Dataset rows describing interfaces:
===============
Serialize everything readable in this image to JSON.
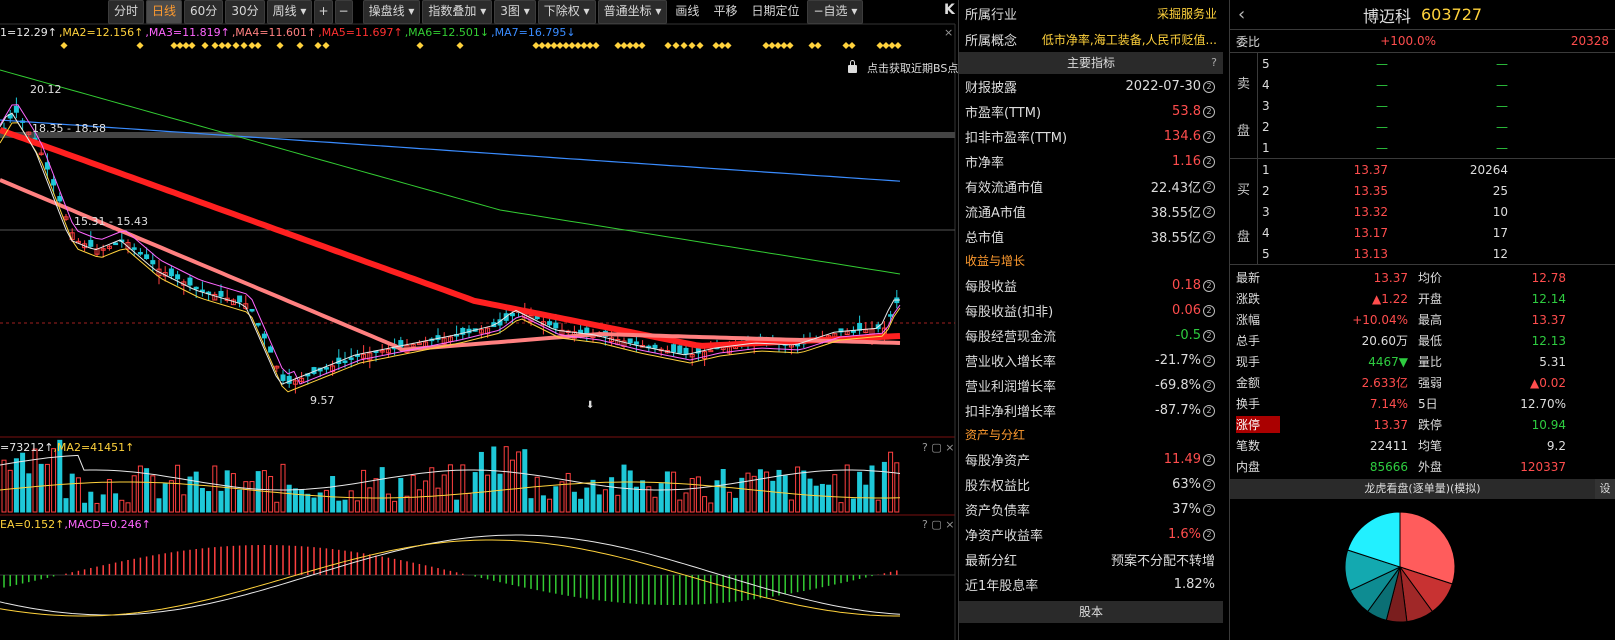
{
  "toolbar": {
    "buttons": [
      "分时",
      "日线",
      "60分",
      "30分",
      "周线 ▾",
      "+",
      "−",
      "操盘线 ▾",
      "指数叠加 ▾",
      "3图 ▾",
      "下除权 ▾",
      "普通坐标 ▾",
      "画线",
      "平移",
      "日期定位",
      "−自选 ▾"
    ],
    "active": "日线"
  },
  "ma_line": [
    {
      "text": "1=12.29↑",
      "color": "#e8e8e8"
    },
    {
      "text": ",MA2=12.156↑",
      "color": "#ffd23c"
    },
    {
      "text": ",MA3=11.819↑",
      "color": "#ff66ff"
    },
    {
      "text": ",MA4=11.601↑",
      "color": "#ff8080"
    },
    {
      "text": ",MA5=11.697↑",
      "color": "#ff3030"
    },
    {
      "text": ",MA6=12.501↓",
      "color": "#33cc33"
    },
    {
      "text": ",MA7=16.795↓",
      "color": "#3a8cff"
    }
  ],
  "price_labels": {
    "high": "20.12",
    "range1": "18.35 - 18.58",
    "range2": "15.31 - 15.43",
    "low": "9.57"
  },
  "bs_hint": "点击获取近期BS点",
  "vol_label": [
    {
      "text": "=73212↑",
      "color": "#e8e8e8"
    },
    {
      "text": ",MA2=41451↑",
      "color": "#ffd23c"
    }
  ],
  "macd_label": [
    {
      "text": "EA=0.152↑",
      "color": "#ffd23c"
    },
    {
      "text": ",MACD=0.246↑",
      "color": "#ff66ff"
    }
  ],
  "icons": {
    "close": "×",
    "question": "?",
    "expand": "▢",
    "collapse": "K"
  },
  "finance": {
    "industry_label": "所属行业",
    "industry_value": "采掘服务业",
    "concept_label": "所属概念",
    "concept_value": "低市净率,海工装备,人民币贬值...",
    "main_header": "主要指标",
    "rows1": [
      {
        "label": "财报披露",
        "value": "2022-07-30",
        "cls": ""
      },
      {
        "label": "市盈率(TTM)",
        "value": "53.8",
        "cls": "red"
      },
      {
        "label": "扣非市盈率(TTM)",
        "value": "134.6",
        "cls": "red"
      },
      {
        "label": "市净率",
        "value": "1.16",
        "cls": "red"
      },
      {
        "label": "有效流通市值",
        "value": "22.43亿",
        "cls": ""
      },
      {
        "label": "流通A市值",
        "value": "38.55亿",
        "cls": ""
      },
      {
        "label": "总市值",
        "value": "38.55亿",
        "cls": ""
      }
    ],
    "section2": "收益与增长",
    "rows2": [
      {
        "label": "每股收益",
        "value": "0.18",
        "cls": "red"
      },
      {
        "label": "每股收益(扣非)",
        "value": "0.06",
        "cls": "red"
      },
      {
        "label": "每股经营现金流",
        "value": "-0.5",
        "cls": "green"
      },
      {
        "label": "营业收入增长率",
        "value": "-21.7%",
        "cls": ""
      },
      {
        "label": "营业利润增长率",
        "value": "-69.8%",
        "cls": ""
      },
      {
        "label": "扣非净利增长率",
        "value": "-87.7%",
        "cls": ""
      }
    ],
    "section3": "资产与分红",
    "rows3": [
      {
        "label": "每股净资产",
        "value": "11.49",
        "cls": "red"
      },
      {
        "label": "股东权益比",
        "value": "63%",
        "cls": ""
      },
      {
        "label": "资产负债率",
        "value": "37%",
        "cls": ""
      },
      {
        "label": "净资产收益率",
        "value": "1.6%",
        "cls": "red"
      },
      {
        "label": "最新分红",
        "value": "预案不分配不转增",
        "cls": "",
        "noq": true
      },
      {
        "label": "近1年股息率",
        "value": "1.82%",
        "cls": "",
        "noq": true
      }
    ],
    "footer": "股本"
  },
  "quote": {
    "name": "博迈科",
    "code": "603727",
    "webi_label": "委比",
    "webi_pct": "+100.0%",
    "webi_val": "20328",
    "sell_label": "卖盘",
    "buy_label": "买盘",
    "sells": [
      {
        "lv": "5",
        "p": "—",
        "v": "—"
      },
      {
        "lv": "4",
        "p": "—",
        "v": "—"
      },
      {
        "lv": "3",
        "p": "—",
        "v": "—"
      },
      {
        "lv": "2",
        "p": "—",
        "v": "—"
      },
      {
        "lv": "1",
        "p": "—",
        "v": "—"
      }
    ],
    "buys": [
      {
        "lv": "1",
        "p": "13.37",
        "v": "20264"
      },
      {
        "lv": "2",
        "p": "13.35",
        "v": "25"
      },
      {
        "lv": "3",
        "p": "13.32",
        "v": "10"
      },
      {
        "lv": "4",
        "p": "13.17",
        "v": "17"
      },
      {
        "lv": "5",
        "p": "13.13",
        "v": "12"
      }
    ],
    "stats": [
      {
        "k": "最新",
        "v": "13.37",
        "k2": "均价",
        "v2": "12.78"
      },
      {
        "k": "涨跌",
        "v": "▲1.22",
        "k2": "开盘",
        "v2": "12.14"
      },
      {
        "k": "涨幅",
        "v": "+10.04%",
        "k2": "最高",
        "v2": "13.37"
      },
      {
        "k": "总手",
        "v": "20.60万",
        "k2": "最低",
        "v2": "12.13"
      },
      {
        "k": "现手",
        "v": "4467▼",
        "k2": "量比",
        "v2": "5.31"
      },
      {
        "k": "金额",
        "v": "2.633亿",
        "k2": "强弱",
        "v2": "▲0.02"
      },
      {
        "k": "换手",
        "v": "7.14%",
        "k2": "5日",
        "v2": "12.70%"
      },
      {
        "k": "涨停",
        "v": "13.37",
        "k2": "跌停",
        "v2": "10.94"
      },
      {
        "k": "笔数",
        "v": "22411",
        "k2": "均笔",
        "v2": "9.2"
      },
      {
        "k": "内盘",
        "v": "85666",
        "k2": "外盘",
        "v2": "120337"
      }
    ],
    "lh_title": "龙虎看盘(逐单量)(模拟)",
    "lh_set": "设",
    "pie": [
      {
        "pct": 0.3,
        "color": "#ff5c5c"
      },
      {
        "pct": 0.1,
        "color": "#c83232"
      },
      {
        "pct": 0.08,
        "color": "#a02828"
      },
      {
        "pct": 0.06,
        "color": "#7a1e1e"
      },
      {
        "pct": 0.06,
        "color": "#0b6f74"
      },
      {
        "pct": 0.08,
        "color": "#0e8c92"
      },
      {
        "pct": 0.12,
        "color": "#13a9b0"
      },
      {
        "pct": 0.2,
        "color": "#22f0ff"
      }
    ]
  }
}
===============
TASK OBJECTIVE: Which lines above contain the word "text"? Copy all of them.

RESULT OF THIS EXERCISE:
      "text": "1=12.29↑",
      "text": ",MA2=12.156↑",
      "text": ",MA3=11.819↑",
      "text": ",MA4=11.601↑",
      "text": ",MA5=11.697↑",
      "text": ",MA6=12.501↓",
      "text": ",MA7=16.795↓",
      "text": "=73212↑",
      "text": ",MA2=41451↑",
      "text": "EA=0.152↑",
      "text": ",MACD=0.246↑",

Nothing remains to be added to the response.